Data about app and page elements
────────────────────

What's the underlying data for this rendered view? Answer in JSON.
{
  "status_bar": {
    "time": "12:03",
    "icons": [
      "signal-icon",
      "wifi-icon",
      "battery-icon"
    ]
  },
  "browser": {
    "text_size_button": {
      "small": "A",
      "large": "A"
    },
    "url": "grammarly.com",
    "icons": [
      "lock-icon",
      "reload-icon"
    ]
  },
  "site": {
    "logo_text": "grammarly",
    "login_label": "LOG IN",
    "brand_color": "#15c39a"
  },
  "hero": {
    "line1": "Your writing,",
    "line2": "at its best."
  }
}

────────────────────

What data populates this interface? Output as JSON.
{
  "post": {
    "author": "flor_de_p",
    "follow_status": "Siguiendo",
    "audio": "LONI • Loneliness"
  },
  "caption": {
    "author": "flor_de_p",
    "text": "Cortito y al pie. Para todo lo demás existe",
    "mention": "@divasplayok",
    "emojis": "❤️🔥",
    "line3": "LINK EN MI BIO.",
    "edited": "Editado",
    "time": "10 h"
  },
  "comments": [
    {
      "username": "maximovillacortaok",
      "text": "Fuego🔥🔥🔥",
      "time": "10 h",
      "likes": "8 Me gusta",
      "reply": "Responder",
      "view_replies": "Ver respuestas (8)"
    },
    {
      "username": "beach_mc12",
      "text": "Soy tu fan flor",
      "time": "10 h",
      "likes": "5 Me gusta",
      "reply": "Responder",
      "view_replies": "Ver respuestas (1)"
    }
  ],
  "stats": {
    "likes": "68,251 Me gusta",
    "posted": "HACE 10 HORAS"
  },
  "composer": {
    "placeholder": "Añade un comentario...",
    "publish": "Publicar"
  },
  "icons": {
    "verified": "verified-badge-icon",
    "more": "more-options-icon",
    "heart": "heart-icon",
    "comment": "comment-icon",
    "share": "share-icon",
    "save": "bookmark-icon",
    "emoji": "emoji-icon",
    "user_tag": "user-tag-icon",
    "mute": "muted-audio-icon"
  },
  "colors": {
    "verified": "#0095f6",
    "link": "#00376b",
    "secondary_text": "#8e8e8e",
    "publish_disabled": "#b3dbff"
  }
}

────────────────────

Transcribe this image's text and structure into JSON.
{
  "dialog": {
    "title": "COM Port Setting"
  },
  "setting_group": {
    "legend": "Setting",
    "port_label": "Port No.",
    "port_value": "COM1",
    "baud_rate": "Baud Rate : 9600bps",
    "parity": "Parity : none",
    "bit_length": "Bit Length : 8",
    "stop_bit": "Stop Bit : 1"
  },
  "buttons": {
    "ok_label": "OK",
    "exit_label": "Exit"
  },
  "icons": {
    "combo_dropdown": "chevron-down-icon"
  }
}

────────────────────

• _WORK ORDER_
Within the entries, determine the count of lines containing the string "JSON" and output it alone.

• _ANSWER AREA_
3